Route length[edit]

The route length of a transport network is the sum of the lengths of all routes in the network,[5] such as railways, road sections or air sectors. The U.S. Department of Transportation's Federal Transit Administration has also referred to this as "Directional Route Miles (DRM)".[6] Where a network is made up of railways, route length has also been defined, by at least one source, as the sum of the distances (in kilometres) between the midpoints of all stations on the network.[7]

In a measurement of route length, each route is counted only once,[5] regardless of how many lines pass over it, and regardless of whether it is single track or multi track, single carriageway or dual carriageway.[6]

If a transport network is made up of tangible routes owned or operated by the operator of the network (such as railways), then its route length is therefore the total length of the network's revenue earning fixed infrastructure.

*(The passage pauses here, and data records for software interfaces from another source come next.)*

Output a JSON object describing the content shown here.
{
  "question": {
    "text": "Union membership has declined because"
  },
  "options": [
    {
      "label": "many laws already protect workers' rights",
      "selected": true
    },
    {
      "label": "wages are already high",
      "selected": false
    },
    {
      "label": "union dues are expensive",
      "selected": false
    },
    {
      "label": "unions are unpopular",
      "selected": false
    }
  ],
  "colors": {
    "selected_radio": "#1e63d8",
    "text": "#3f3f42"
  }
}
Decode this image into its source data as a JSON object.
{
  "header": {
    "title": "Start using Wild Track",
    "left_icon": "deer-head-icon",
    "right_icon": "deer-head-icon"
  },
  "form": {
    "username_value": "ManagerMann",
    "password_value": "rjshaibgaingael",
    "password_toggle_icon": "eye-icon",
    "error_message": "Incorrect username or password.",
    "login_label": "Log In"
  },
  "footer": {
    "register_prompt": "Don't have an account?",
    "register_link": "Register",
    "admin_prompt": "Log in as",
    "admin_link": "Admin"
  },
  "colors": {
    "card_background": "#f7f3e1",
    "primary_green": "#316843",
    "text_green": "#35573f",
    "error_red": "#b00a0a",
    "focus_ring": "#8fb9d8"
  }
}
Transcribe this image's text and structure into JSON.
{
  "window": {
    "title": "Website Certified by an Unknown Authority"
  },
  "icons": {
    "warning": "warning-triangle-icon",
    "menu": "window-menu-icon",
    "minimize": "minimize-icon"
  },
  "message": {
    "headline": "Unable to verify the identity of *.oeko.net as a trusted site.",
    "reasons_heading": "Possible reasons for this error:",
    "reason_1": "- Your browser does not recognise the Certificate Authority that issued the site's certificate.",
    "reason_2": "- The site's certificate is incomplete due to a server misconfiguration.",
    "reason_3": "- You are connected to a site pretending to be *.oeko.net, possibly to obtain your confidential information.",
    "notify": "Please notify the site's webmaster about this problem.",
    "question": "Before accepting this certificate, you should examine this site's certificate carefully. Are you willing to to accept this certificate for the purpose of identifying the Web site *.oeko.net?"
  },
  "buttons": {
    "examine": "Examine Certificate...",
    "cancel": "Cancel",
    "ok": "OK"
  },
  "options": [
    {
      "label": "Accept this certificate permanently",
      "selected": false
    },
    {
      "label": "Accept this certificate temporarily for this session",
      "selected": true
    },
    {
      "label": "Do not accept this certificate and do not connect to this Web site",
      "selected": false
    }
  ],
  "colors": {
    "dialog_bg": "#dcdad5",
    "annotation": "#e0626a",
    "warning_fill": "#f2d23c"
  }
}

Line length[edit]

In scheduled transport (de), a calculation may also be made of network's line length, which is the sum of the lengths of all of the lines in the network. Any route in the network that is shared by multiple lines is therefore counted more than once. As a result, the line length of a transport network is always greater than or equal to its route length.

Track length[edit]

If a network is made up of railways, tramways, or a combination of the two, its track length may also be calculated. The track length of a rail network is the combined length of all tracks in the network. Thus, a double track route will have a track length twice as long as its route length.[7]

Calculation example[edit]

Map of example network.

To illustrate how the three different calculations of network length are performed, here is a simple example:

  • The tramway (streetcar) network of a small town has two lines.
  • Maps of the network show line 1 in blue, and line 2 in red.
  • Both lines begin at point A, and run on a common route 5 km (3.1 mi) long to point B.
  • At point B, the two lines divide.
  • Line 1 continues a further 5 km from point B to a terminus at point C.
  • Line 2 similarly continues a further 5 km from point B, but to a different terminus, at point D.
  • The entire network is double tracked, apart from a 1 km (0.62 mi) long single non-revenue track from point B to the depot (car barn).

The route length is:

   5 km (A → B)  
+  5 km (B → C)
+  5 km (B → D)
-------
  15 km

The line length is:

  10 km (A → B → C, line 1)  
+ 10 km (A → B → D, line 2)  
-------
  20 km

The track length is:

  10 km (A → B, double track)  
+ 10 km (B → C, double track)
+ 10 km (B → D, double track)
+  1 km (non-passenger carrying)
-------
  31 km

See also[edit]

References[edit]

  1. ^ a b c d Nielsen, Gustav (2005). Public transport – Planning the networks. HiTrans Best practice guide 2. Stavanger, Norway: HiTrans. p. 94. ISBN 8299011132. 
  2. ^ Terzis, George; Last, Andrew (2000). Urban Interchanges - A Good Practice Guide: Final Report prepared for EC DG VII. Woking, Surrey, UK: MVA Limited. 
  3. ^ Mees, P; Stone, J; Imran, M; Nielsen, G (2010). Public transport network planning: a guide to best practice in NZ cities. Research report 396. Wellington: New Zealand Transport Agency. p. 20. ISBN 9780478352917. 
  4. ^ Dodson, Jago; Mees, Paul; Stone, John; Burke, Matthew (2011). The Principles of Public Transport Network Planning: A review of the emerging literature with select examples. Urban Research Program Issues Paper 15. Brisbane: Griffith University. p. 5. ISBN 9781921760365. 
  5. ^ a b "Chapter 19: Railways". Statistical Year Book, India 2013. New Delhi: Ministry of Statistics and Programme Implementation, Government of India. 2013. paragraph 19.20. Retrieved 25 November 2013. 
  6. ^ a b "National Transit Database Glossary". U.S. Department of Transportation Federal Transit Administration. 18 October 2013. Retrieved 30 November 2013. 
  7. ^ a b Review of Developments in Transport in Asia and the Pacific 2007: Data and Trends (2nd revised ed.). Bangkok: United Nations Economic and Social Commission for Asia and the Pacific. 2008. p. 123. ISBN 9789211205343.